38. D&C 43:2-4 gave some security to the Church in case Joseph Smith lost his place by transgression. He would be able (forced?) only to appoint his successor. In this revelation (D&C 64) Smith is told roughly the same thing. His position is assured unless he falls. This is not a tautology. There is no "living" succession unless Smith transgresses (and only he can appoint the successor even in that case). This left his contemporary critics with no choice but to believe Smith lied in D&C 43. Indeed this is precisely what David Whitmer and others claimed late in life, i.e., that Smith had already gone astray and lost his prophetic mantle. But for the believers, the provision provided in these scriptures leaves the problem of what happens in case Smith dies (but note the concept in D&C 122:9). Probably at this point Oliver Cowdery would be successor. In D&C 90:3-4 Joseph is told that his position won't be taken from him in life. The Church will be able to appoint a successor after his death (but the method for doing this is not given there.)

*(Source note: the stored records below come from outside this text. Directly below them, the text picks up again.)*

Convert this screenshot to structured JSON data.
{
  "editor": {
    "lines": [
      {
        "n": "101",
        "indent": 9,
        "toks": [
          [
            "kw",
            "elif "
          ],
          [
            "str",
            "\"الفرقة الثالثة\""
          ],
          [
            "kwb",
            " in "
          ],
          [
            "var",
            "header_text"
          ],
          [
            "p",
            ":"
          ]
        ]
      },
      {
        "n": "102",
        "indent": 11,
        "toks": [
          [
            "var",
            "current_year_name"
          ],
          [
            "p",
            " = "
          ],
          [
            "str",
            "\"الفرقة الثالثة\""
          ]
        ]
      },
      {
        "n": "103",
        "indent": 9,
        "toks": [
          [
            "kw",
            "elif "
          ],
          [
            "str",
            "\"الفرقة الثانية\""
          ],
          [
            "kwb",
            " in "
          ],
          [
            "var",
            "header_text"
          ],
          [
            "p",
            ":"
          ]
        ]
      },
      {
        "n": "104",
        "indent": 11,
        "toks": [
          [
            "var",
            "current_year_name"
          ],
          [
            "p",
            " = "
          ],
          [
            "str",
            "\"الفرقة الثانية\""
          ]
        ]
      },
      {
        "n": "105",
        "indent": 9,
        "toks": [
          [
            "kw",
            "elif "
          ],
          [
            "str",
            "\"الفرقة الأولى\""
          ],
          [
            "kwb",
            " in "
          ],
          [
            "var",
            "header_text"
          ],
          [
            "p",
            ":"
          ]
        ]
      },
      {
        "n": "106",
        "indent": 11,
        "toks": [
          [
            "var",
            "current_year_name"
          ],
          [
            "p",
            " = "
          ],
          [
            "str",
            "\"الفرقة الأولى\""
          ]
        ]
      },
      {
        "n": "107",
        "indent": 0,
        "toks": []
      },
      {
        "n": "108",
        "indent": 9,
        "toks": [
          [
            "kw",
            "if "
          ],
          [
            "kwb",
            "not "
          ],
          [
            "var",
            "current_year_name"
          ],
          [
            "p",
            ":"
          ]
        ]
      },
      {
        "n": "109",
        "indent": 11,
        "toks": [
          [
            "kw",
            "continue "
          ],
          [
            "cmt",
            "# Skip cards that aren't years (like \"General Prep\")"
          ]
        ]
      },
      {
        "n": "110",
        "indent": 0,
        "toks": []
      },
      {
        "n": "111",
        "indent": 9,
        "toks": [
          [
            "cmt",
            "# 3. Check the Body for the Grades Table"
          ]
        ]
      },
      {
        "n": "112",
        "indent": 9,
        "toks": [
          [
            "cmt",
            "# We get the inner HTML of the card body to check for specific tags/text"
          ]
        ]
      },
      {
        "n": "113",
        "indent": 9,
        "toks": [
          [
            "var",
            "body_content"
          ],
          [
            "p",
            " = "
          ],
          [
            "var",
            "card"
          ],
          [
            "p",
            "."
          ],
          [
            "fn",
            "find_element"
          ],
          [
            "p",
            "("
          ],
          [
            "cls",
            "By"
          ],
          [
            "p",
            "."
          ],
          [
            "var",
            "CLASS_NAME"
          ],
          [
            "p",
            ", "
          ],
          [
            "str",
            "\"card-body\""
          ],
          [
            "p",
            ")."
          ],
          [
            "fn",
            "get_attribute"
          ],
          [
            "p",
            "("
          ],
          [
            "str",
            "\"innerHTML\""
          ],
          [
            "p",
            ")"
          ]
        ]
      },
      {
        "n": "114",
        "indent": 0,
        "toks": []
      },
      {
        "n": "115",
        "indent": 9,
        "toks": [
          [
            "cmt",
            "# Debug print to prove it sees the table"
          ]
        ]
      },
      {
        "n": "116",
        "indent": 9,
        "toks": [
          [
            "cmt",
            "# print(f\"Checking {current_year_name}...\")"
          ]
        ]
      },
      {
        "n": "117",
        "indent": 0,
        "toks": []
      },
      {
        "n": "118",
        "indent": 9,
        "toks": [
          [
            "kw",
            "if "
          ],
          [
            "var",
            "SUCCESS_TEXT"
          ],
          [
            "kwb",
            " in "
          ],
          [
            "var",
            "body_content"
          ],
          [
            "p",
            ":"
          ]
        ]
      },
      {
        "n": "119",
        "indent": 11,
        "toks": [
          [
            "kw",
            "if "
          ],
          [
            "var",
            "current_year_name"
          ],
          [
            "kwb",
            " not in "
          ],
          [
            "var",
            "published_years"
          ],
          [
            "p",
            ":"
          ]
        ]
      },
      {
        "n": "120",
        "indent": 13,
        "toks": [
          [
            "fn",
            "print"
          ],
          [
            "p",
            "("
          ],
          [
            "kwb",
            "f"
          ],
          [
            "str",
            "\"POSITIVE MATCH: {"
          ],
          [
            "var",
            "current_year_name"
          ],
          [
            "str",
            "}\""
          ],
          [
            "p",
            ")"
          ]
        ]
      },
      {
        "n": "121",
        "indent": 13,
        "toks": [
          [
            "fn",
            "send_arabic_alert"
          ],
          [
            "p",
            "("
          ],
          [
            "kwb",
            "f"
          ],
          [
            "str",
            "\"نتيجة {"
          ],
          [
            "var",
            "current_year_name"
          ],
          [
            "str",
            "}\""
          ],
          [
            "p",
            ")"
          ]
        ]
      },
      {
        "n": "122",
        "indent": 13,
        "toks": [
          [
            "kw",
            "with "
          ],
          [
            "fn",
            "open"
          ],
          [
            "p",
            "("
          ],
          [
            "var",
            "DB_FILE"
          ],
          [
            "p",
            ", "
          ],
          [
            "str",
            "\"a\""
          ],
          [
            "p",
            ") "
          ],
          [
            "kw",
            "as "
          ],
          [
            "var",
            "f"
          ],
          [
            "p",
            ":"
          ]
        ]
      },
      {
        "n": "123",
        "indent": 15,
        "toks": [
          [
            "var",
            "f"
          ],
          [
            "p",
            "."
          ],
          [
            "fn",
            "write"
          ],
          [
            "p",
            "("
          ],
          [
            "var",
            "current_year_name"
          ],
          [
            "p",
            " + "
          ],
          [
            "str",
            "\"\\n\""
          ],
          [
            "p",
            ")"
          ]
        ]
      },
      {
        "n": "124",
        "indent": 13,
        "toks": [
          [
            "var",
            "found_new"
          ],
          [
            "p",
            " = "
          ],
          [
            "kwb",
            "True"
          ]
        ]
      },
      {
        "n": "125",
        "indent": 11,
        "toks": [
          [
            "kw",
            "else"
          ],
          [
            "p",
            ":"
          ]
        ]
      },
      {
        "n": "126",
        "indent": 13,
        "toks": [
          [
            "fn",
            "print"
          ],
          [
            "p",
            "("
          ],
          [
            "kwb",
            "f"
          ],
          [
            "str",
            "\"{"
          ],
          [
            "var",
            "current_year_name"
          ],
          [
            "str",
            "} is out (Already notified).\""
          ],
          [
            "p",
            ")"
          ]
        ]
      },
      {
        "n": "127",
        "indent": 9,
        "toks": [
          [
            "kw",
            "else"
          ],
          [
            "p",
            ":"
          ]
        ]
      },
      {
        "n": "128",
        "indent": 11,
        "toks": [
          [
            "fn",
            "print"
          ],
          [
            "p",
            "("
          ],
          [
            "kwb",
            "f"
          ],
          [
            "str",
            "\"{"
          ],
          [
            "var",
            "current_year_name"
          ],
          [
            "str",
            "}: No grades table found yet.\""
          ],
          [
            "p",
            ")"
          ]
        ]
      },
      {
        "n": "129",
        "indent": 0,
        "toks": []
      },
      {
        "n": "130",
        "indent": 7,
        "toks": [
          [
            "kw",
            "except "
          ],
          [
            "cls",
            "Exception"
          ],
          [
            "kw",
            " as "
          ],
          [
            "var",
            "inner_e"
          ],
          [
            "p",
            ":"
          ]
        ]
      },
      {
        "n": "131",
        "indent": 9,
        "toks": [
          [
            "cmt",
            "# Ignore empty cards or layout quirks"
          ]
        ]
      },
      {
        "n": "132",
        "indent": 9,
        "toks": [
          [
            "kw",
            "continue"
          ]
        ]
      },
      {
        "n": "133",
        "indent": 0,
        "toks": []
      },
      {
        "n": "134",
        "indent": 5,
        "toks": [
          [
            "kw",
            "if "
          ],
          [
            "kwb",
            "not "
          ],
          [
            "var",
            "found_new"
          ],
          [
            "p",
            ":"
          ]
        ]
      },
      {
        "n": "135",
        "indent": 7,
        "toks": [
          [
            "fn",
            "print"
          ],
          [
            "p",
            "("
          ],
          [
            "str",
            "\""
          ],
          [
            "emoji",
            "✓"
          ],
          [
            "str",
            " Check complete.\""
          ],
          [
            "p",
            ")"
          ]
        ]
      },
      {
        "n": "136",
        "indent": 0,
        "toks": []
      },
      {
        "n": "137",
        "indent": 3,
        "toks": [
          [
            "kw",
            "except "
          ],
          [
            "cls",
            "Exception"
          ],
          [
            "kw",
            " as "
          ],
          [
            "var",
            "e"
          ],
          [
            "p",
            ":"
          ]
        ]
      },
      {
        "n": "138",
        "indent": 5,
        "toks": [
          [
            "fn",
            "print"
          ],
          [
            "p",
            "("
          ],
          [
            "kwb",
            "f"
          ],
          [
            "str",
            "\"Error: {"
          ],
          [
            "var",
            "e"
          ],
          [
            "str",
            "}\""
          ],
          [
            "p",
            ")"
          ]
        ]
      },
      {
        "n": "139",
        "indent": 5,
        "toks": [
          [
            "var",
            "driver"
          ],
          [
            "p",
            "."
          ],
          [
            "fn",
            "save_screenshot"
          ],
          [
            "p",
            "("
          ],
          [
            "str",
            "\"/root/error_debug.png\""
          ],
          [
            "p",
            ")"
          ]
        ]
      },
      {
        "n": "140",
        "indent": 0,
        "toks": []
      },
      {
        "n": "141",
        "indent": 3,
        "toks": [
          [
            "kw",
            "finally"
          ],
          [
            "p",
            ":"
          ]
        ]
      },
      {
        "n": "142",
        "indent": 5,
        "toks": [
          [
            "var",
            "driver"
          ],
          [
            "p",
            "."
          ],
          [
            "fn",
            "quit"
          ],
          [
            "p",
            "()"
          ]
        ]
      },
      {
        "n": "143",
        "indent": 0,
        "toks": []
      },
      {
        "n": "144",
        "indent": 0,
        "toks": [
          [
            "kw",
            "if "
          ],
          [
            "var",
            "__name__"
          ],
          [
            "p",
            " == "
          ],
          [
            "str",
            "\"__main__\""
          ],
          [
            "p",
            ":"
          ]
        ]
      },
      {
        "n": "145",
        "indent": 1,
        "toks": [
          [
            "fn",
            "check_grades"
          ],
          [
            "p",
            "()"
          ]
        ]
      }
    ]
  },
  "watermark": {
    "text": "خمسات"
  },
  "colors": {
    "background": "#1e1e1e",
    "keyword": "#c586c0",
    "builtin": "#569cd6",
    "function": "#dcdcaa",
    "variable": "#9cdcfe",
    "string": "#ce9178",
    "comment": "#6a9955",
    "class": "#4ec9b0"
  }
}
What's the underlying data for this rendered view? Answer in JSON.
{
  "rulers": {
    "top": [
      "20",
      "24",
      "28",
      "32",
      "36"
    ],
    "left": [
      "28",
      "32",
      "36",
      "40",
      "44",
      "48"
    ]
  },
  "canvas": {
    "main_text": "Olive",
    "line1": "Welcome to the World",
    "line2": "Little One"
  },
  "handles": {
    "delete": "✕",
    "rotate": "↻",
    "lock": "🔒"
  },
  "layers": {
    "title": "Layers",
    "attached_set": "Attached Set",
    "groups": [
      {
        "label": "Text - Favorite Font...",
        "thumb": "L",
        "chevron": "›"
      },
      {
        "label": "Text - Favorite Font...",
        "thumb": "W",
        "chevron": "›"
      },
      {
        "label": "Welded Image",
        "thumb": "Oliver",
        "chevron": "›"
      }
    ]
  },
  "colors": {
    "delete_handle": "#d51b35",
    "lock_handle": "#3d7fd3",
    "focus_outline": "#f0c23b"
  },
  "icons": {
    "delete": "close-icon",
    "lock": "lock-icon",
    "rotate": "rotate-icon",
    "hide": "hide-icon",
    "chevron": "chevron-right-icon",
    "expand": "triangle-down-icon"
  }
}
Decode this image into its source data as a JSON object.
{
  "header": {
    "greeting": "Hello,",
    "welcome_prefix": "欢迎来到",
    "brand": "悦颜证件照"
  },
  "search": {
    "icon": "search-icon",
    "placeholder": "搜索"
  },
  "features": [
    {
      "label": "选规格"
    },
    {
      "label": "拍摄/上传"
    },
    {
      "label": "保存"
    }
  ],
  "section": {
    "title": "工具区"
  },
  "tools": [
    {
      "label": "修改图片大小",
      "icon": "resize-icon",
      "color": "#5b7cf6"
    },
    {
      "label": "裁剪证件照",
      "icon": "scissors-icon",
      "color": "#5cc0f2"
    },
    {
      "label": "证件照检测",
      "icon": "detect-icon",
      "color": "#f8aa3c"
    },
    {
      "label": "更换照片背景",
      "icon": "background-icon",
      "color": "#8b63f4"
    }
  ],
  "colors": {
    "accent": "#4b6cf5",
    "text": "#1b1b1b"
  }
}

[For a more complete explanation of succession in the Presidency of the LDS Church see Reed C. Durham, Jr. and Steven H. Heath, Succession in the Church, (Bookcraft: Salt Lake City, 1970).]

39. Vss. 6-17 address the criticisms against Joseph Smith for his actions during this first Missouri trip. Joseph is not perfect the revelation says. No excuses are made for any of his sinful actions, but the revelation cautions his critics to be careful to forgive. To be unforgiving is a greater transgression. The Lord is to be the judge of Joseph as indicated in the verses previous to these. On the other hand many of his critics have no basis for their criticisms and they must repent. Bishop Partridge needs to repent of his criticisms and lack of faith. When Joseph's critics repent they are promised forgiveness. Additionally, the reference to forgiveness and the ancient disciples may also refer to continued bad feeling between Sidney Rigdon and Edward Partridge. As noted elsewhere, Rigdon blamed Partridge for his near drowning on the return trip from Missouri (note 22 above and note 58 chapter 15 of this volume) and felt Partridge had shown such disrepect to Joseph Smith that his Church affiliation should be called into question. This difficulty continued for almost another year. (See notes at chapters 19 and 20 of this volume.)

40. Morley sold the farm October 12, 1831.

41. By the fall of 1836 the apostate movement in Kirtland began to cause instability in the Church there. Eighteen months later (January 1838) Joseph Smith had to leave for his personal safety.

42. One of the complaints of Ezra Booth involved incurring debt in Missouri to buy property around Independence. Booth felt that Missouri properties were to be purchased by the donations of members (D&C 42:31-35; 54) and perhaps felt that Partridge and Smith had violated this instruction which the revelation here acknowledges as correct. But the present revelation explains the policy more fully. Booth seemed to have great difficulty accepting the principle of active revelation in the Church. He had great difficulty with the notion that God might alter specific immediate instructions when circumstances change. He therefore ascribed any such changes to Smith.